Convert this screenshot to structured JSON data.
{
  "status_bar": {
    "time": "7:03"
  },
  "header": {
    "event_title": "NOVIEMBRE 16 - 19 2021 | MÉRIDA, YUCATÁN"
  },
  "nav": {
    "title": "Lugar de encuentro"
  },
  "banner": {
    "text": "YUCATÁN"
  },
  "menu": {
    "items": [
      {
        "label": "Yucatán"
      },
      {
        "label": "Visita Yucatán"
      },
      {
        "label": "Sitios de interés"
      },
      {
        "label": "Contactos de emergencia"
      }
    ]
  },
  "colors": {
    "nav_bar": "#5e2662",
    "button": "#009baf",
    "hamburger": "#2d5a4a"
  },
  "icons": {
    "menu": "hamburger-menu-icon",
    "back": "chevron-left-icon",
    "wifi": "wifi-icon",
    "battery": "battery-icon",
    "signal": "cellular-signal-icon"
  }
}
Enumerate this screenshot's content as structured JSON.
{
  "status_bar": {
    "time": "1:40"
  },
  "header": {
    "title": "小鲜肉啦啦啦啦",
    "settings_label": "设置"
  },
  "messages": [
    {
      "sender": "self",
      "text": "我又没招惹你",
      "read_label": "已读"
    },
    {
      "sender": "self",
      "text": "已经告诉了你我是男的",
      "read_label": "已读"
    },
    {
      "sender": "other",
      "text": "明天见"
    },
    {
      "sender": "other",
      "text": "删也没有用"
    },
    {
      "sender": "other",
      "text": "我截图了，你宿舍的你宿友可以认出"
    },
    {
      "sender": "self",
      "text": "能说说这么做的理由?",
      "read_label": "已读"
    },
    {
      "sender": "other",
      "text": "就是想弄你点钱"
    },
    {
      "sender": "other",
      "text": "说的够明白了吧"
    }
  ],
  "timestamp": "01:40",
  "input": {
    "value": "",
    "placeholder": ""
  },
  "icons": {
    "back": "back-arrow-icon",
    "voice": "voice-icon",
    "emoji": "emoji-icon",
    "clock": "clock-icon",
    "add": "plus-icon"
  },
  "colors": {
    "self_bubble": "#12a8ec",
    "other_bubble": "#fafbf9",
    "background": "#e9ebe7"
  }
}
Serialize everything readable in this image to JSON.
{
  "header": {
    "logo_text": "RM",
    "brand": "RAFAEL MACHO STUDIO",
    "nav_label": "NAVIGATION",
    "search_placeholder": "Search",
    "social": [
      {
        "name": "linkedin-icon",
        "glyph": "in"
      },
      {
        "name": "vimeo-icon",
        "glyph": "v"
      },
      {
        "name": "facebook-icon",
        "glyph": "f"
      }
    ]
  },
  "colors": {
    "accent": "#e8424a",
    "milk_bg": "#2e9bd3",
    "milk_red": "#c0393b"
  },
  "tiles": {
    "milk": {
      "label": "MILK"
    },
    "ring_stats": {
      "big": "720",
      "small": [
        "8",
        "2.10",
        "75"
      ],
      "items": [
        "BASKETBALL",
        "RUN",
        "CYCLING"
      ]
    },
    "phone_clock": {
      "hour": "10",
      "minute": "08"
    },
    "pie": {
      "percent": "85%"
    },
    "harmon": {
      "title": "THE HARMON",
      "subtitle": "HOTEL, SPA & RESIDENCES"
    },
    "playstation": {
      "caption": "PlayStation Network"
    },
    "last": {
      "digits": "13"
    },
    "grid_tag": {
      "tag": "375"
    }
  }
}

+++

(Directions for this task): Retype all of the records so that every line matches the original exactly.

(Output of the task):
Convert this screenshot to structured JSON data.
{
  "status_bar": {
    "time": "7:03"
  },
  "header": {
    "event_title": "NOVIEMBRE 16 - 19 2021 | MÉRIDA, YUCATÁN"
  },
  "nav": {
    "title": "Lugar de encuentro"
  },
  "banner": {
    "text": "YUCATÁN"
  },
  "menu": {
    "items": [
      {
        "label": "Yucatán"
      },
      {
        "label": "Visita Yucatán"
      },
      {
        "label": "Sitios de interés"
      },
      {
        "label": "Contactos de emergencia"
      }
    ]
  },
  "colors": {
    "nav_bar": "#5e2662",
    "button": "#009baf",
    "hamburger": "#2d5a4a"
  },
  "icons": {
    "menu": "hamburger-menu-icon",
    "back": "chevron-left-icon",
    "wifi": "wifi-icon",
    "battery": "battery-icon",
    "signal": "cellular-signal-icon"
  }
}
Enumerate this screenshot's content as structured JSON.
{
  "status_bar": {
    "time": "1:40"
  },
  "header": {
    "title": "小鲜肉啦啦啦啦",
    "settings_label": "设置"
  },
  "messages": [
    {
      "sender": "self",
      "text": "我又没招惹你",
      "read_label": "已读"
    },
    {
      "sender": "self",
      "text": "已经告诉了你我是男的",
      "read_label": "已读"
    },
    {
      "sender": "other",
      "text": "明天见"
    },
    {
      "sender": "other",
      "text": "删也没有用"
    },
    {
      "sender": "other",
      "text": "我截图了，你宿舍的你宿友可以认出"
    },
    {
      "sender": "self",
      "text": "能说说这么做的理由?",
      "read_label": "已读"
    },
    {
      "sender": "other",
      "text": "就是想弄你点钱"
    },
    {
      "sender": "other",
      "text": "说的够明白了吧"
    }
  ],
  "timestamp": "01:40",
  "input": {
    "value": "",
    "placeholder": ""
  },
  "icons": {
    "back": "back-arrow-icon",
    "voice": "voice-icon",
    "emoji": "emoji-icon",
    "clock": "clock-icon",
    "add": "plus-icon"
  },
  "colors": {
    "self_bubble": "#12a8ec",
    "other_bubble": "#fafbf9",
    "background": "#e9ebe7"
  }
}
Serialize everything readable in this image to JSON.
{
  "header": {
    "logo_text": "RM",
    "brand": "RAFAEL MACHO STUDIO",
    "nav_label": "NAVIGATION",
    "search_placeholder": "Search",
    "social": [
      {
        "name": "linkedin-icon",
        "glyph": "in"
      },
      {
        "name": "vimeo-icon",
        "glyph": "v"
      },
      {
        "name": "facebook-icon",
        "glyph": "f"
      }
    ]
  },
  "colors": {
    "accent": "#e8424a",
    "milk_bg": "#2e9bd3",
    "milk_red": "#c0393b"
  },
  "tiles": {
    "milk": {
      "label": "MILK"
    },
    "ring_stats": {
      "big": "720",
      "small": [
        "8",
        "2.10",
        "75"
      ],
      "items": [
        "BASKETBALL",
        "RUN",
        "CYCLING"
      ]
    },
    "phone_clock": {
      "hour": "10",
      "minute": "08"
    },
    "pie": {
      "percent": "85%"
    },
    "harmon": {
      "title": "THE HARMON",
      "subtitle": "HOTEL, SPA & RESIDENCES"
    },
    "playstation": {
      "caption": "PlayStation Network"
    },
    "last": {
      "digits": "13"
    },
    "grid_tag": {
      "tag": "375"
    }
  }
}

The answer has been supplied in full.